As some looked forward to the braai on the rocks, where they would be treated to fresh meat, an unparalleled view of Gonde Dam and a rare glimpse of Njelele itself, Nyathi taught his audience how the “wild bush” that surrounded them gave and supported life. He taught them of customs that had symbolised fertility and birth and had kept one generation after the other going.
“So imvutho has a female part and a goat skin part. There is a connecting part from the male to the female and when you mix these things, which is charcoal which is carbon and hematite which is iron oxide, you will get something called manyilo coming out as waste. Manyilo are taken, because they come from something that gives life, something that causes an increase in population, by the man of the house who takes them and sprinkles them over the fields using what perhaps we might refer to as metal nodules.
What he will be looking for there is the prosperity of his fields by using something that gives birth. This is why when people do ritual killings, they target young people that they know are full of life and can give life. They don’t target old, tired people. So those are the seeds that are needed for growth,” he said.
Despite his wisdom and the spell under which he held those that undertook the tour of Amagugu on that day, Nyathi knows that his wise ways about life and ancient times and customs do not always find a willing audience. Customs have begun to fade, ways of lives lost, and things that are exotic or foreign appear to have a magnetic attraction for young people.
“What’s sad about heritage is that when one looks at it, it seems people have moved far from their heritage. It is as if we don’t like it or we are ashamed of it. We have become slaves to a foreign culture. No one drops from the heavens with knowledge. Knowledge is looked for and acquired.
“I have written books about the Matobo landscape and even Amagugu Cultural Centre itself. When you go to the national park and look at the animals there, you will see them aligned with those that are in the book. You’ll spot a bird or a lizard that’s in the book also there in the national park. We do this because we do not want the culture to die,” he said.
This year’s tour of Amagugu came only a week after Nyathi was recognised as one of the 40 biggest legends on the Zimbabwean cultural landscape in the National Arts Merit Awards organised by the National Arts Council of Zimbabwe. Alongside Nkululeko Dube of Iyasa, Nyathi was honoured during the tour.
“I can’t dance but I can talk about dance. When I see a person dancing, when I see that rhythm and I see that movement, I see rain itself. Dance has its own way of talking,” he said.
Meanwhile, Dube encouraged people to spread the word on the Amagugu getaway and continue to honour Bulawayo artistes in their lifetimes. The gift of life, after all, is fleeting.

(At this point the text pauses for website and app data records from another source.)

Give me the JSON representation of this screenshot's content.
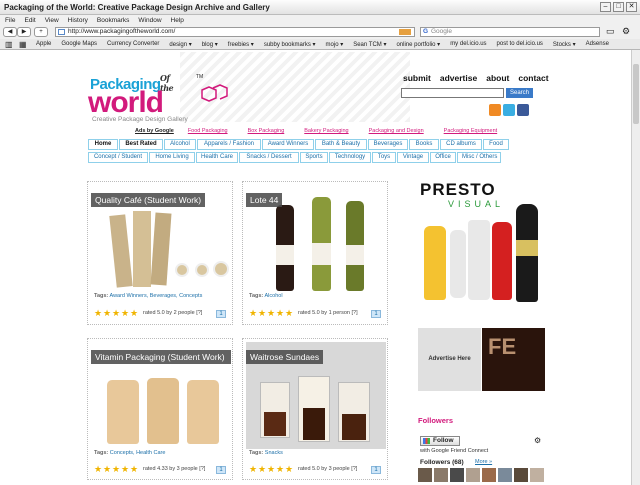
{
  "browser": {
    "title": "Packaging of the World: Creative Package Design Archive and Gallery",
    "menu": [
      "File",
      "Edit",
      "View",
      "History",
      "Bookmarks",
      "Window",
      "Help"
    ],
    "url": "http://www.packagingoftheworld.com/",
    "search_placeholder": "Google",
    "bookmarks": [
      "Apple",
      "Google Maps",
      "Currency Converter",
      "design ▾",
      "blog ▾",
      "freebies ▾",
      "subby bookmarks ▾",
      "mojo ▾",
      "Sean TCM ▾",
      "online portfolio ▾",
      "my del.icio.us",
      "post to del.icio.us",
      "Stocks ▾",
      "Adsense"
    ]
  },
  "site": {
    "logo_line1": "Packaging",
    "logo_of": "Of the",
    "logo_line2": "world",
    "logo_tm": "TM",
    "logo_tagline": "Creative Package Design Gallery",
    "topnav": [
      "submit",
      "advertise",
      "about",
      "contact"
    ],
    "search_button": "Search",
    "ads_label": "Ads by Google",
    "ad_links": [
      "Food Packaging",
      "Box Packaging",
      "Bakery Packaging",
      "Packaging and Design",
      "Packaging Equipment"
    ],
    "tabs_row1": [
      "Home",
      "Best Rated",
      "Alcohol",
      "Apparels / Fashion",
      "Award Winners",
      "Bath & Beauty",
      "Beverages",
      "Books",
      "CD albums",
      "Food"
    ],
    "tabs_row2": [
      "Concept / Student",
      "Home Living",
      "Health Care",
      "Snacks / Dessert",
      "Sports",
      "Technology",
      "Toys",
      "Vintage",
      "Office",
      "Misc / Others"
    ]
  },
  "posts": [
    {
      "caption": "Quality Café (Student Work)",
      "tags_label": "Tags:",
      "tags": "Award Winners, Beverages, Concepts",
      "rating": "rated 5.0 by 2 people [?]",
      "comments": "1"
    },
    {
      "caption": "Lote 44",
      "tags_label": "Tags:",
      "tags": "Alcohol",
      "rating": "rated 5.0 by 1 person [?]",
      "comments": "1"
    },
    {
      "caption": "Vitamin Packaging (Student Work)",
      "tags_label": "Tags:",
      "tags": "Concepts, Health Care",
      "rating": "rated 4.33 by 3 people [?]",
      "comments": "1"
    },
    {
      "caption": "Waitrose Sundaes",
      "tags_label": "Tags:",
      "tags": "Snacks",
      "rating": "rated 5.0 by 3 people [?]",
      "comments": "1"
    }
  ],
  "sidebar": {
    "presto": "PRESTO",
    "visual": "VISUAL",
    "advertise_here": "Advertise Here",
    "fe": "FE",
    "followers_title": "Followers",
    "follow_button": "Follow",
    "gfc": "with Google Friend Connect",
    "followers_count": "Followers (68)",
    "more": "More »"
  }
}
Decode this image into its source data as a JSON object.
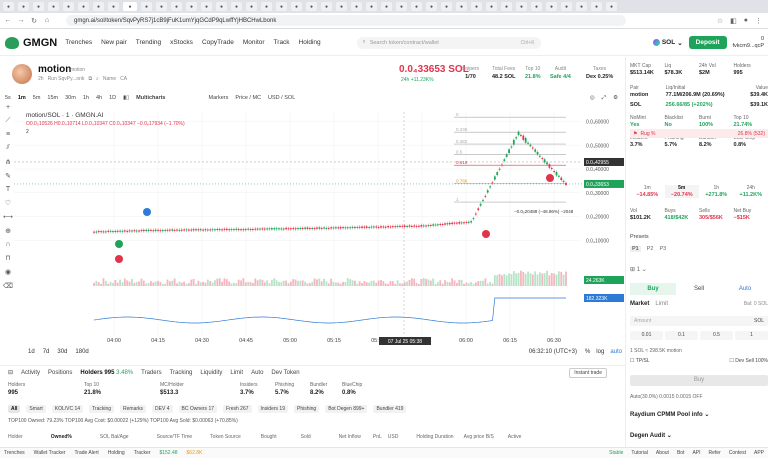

“Those that went to see uBaba Nyathi, you saw what people are missing out. I’m sure everyone can tell one or two people and we come in our numbers. In terms of the legendary status, for me, it’s a collective status. On my own, I have three left feet so I could not have achieved this. There are a lot of people that have contributed to what I am. I was recognised on behalf of all of you. Baba Nyathi is someone who knew me when I was breastfeeding. He is someone who knew and worked with my father.
My wish is that what you have done for Baba Nyathi you could do for everyone from Bulawayo. You saw Majaivana and he sang a bit that day. You know his story; you know his story and you know Sibonisiwe Sithole’s story. Let’s not wait for them to go to South Africa, Austria or for them to be mentioned by Big Nuz for us to acknowledge them. Let us be the first,” he said.